• [Aim of the exercise]: Please copy each line in the records below that contains the string "image".

• [Data records for software interfaces]:
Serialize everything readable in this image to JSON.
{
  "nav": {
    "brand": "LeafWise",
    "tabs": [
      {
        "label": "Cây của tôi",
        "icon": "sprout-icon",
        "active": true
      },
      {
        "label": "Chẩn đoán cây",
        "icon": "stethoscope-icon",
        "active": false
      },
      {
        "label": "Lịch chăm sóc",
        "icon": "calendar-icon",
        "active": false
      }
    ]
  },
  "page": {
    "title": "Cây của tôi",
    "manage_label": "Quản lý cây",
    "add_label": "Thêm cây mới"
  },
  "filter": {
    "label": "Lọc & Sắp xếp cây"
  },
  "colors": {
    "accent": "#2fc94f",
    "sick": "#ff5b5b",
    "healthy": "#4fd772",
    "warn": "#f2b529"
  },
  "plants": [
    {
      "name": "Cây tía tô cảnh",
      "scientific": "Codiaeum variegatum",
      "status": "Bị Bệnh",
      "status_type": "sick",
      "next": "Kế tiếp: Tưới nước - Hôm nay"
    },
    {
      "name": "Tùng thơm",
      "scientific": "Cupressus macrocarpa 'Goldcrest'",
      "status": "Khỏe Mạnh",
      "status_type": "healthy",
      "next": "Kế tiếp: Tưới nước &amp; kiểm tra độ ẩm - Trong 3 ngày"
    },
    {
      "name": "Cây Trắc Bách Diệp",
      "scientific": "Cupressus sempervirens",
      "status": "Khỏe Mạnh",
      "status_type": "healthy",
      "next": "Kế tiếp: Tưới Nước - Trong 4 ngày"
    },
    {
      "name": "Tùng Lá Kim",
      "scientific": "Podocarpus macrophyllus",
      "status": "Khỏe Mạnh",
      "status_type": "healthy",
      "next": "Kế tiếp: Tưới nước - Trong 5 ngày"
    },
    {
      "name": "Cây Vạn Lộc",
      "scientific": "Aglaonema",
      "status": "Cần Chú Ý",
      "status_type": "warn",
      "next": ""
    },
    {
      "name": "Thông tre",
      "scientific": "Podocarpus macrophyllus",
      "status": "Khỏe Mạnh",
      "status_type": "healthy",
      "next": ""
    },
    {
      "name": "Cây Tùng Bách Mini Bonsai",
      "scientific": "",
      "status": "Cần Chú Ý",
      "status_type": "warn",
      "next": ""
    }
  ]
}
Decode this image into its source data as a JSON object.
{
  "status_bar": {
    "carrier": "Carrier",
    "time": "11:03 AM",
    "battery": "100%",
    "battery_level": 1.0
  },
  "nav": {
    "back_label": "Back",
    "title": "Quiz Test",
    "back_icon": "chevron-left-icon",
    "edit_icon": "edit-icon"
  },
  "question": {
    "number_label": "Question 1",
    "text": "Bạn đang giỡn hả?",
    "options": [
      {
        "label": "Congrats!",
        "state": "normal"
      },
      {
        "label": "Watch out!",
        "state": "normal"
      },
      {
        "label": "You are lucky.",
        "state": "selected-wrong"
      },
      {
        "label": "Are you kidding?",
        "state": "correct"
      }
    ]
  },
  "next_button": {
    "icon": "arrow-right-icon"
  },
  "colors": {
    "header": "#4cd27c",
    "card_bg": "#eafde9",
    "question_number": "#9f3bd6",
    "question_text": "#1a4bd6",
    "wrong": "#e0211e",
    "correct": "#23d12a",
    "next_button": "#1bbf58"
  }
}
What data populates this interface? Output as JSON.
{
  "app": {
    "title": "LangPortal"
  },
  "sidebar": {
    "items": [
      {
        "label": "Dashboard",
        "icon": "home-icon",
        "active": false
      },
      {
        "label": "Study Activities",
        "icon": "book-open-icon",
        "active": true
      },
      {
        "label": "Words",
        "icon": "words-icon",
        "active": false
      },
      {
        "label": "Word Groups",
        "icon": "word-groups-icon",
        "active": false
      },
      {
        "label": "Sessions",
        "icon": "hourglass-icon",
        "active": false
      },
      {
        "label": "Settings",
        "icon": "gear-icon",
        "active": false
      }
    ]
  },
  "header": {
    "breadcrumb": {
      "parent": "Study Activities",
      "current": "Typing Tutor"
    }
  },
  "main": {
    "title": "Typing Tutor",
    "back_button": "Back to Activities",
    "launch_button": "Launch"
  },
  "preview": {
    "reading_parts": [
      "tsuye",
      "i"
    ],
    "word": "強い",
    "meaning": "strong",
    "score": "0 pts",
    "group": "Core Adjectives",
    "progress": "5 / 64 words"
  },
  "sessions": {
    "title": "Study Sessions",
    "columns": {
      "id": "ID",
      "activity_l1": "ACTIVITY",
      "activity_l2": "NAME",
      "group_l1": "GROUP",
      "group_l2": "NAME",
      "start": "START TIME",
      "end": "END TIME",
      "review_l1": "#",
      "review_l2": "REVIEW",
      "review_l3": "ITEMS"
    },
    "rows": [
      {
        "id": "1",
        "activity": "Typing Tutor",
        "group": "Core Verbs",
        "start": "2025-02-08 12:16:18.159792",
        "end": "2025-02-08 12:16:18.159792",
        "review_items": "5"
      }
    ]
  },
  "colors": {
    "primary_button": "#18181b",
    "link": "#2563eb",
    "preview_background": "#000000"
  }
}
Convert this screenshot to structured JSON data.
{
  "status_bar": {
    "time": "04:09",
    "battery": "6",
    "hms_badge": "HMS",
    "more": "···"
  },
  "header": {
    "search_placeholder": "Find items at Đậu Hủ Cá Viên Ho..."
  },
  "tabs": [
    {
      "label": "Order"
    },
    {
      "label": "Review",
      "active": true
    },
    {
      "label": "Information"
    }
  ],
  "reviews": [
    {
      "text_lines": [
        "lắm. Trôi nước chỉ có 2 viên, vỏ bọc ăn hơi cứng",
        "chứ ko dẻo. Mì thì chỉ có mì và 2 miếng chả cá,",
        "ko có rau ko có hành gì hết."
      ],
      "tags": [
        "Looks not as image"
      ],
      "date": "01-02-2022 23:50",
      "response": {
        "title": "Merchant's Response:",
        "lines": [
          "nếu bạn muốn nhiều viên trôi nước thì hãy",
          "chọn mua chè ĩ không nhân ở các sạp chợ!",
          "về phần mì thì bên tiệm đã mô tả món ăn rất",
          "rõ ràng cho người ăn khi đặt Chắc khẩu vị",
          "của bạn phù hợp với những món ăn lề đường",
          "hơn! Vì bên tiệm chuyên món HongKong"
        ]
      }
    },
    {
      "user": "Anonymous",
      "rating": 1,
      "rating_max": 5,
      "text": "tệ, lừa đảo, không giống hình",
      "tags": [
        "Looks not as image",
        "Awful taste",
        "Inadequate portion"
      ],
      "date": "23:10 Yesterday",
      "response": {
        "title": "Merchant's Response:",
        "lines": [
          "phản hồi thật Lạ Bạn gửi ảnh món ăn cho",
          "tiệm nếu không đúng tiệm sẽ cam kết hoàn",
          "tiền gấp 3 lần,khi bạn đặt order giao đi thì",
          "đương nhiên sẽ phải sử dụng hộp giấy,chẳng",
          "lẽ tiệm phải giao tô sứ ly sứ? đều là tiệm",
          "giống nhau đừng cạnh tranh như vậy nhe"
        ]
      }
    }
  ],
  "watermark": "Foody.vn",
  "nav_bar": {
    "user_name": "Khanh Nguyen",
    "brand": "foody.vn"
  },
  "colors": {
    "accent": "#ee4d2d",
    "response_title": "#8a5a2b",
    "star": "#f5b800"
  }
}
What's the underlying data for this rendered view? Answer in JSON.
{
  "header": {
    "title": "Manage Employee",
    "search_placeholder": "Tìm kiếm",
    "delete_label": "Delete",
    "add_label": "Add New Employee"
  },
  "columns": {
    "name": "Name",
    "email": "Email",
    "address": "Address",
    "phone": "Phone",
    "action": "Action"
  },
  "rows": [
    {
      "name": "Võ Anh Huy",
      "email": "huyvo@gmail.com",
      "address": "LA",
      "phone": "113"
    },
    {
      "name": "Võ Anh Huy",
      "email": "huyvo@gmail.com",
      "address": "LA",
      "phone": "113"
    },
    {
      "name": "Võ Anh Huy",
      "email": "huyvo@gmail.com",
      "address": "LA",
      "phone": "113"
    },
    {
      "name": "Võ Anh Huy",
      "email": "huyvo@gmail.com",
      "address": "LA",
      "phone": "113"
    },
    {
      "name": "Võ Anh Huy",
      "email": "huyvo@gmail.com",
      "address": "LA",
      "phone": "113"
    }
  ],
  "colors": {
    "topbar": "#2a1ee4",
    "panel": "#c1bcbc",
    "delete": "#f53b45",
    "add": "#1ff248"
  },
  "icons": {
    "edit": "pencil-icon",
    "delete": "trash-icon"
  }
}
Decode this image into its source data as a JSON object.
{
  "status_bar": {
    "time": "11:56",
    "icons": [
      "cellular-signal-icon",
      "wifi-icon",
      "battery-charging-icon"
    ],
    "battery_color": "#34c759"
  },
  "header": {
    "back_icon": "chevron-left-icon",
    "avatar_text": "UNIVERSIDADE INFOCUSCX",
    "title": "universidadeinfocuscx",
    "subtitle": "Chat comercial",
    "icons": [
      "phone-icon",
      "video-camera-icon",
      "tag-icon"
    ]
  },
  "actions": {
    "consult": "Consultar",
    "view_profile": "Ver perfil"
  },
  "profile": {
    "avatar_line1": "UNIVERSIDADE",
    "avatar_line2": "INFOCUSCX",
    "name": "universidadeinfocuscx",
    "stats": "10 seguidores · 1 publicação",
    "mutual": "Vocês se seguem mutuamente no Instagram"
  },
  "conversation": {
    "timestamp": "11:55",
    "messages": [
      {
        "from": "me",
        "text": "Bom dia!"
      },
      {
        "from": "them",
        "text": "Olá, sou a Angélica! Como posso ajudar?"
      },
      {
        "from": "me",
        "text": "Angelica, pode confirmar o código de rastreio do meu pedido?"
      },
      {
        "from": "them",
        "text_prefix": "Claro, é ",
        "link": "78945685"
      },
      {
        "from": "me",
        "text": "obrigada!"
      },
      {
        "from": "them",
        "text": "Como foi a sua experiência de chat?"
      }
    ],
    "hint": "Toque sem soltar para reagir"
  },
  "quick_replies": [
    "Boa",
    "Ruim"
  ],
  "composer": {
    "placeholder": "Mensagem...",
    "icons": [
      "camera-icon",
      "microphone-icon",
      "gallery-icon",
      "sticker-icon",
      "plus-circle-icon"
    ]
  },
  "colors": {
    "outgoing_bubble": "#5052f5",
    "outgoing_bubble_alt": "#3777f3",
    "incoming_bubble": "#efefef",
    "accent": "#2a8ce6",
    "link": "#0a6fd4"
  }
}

• [Answer section]:
Serialize everything readable in this image to JSON.
Decode this image into its source data as a JSON object.
        "Looks not as image"
        "Looks not as image",
Decode this image into its source data as a JSON object.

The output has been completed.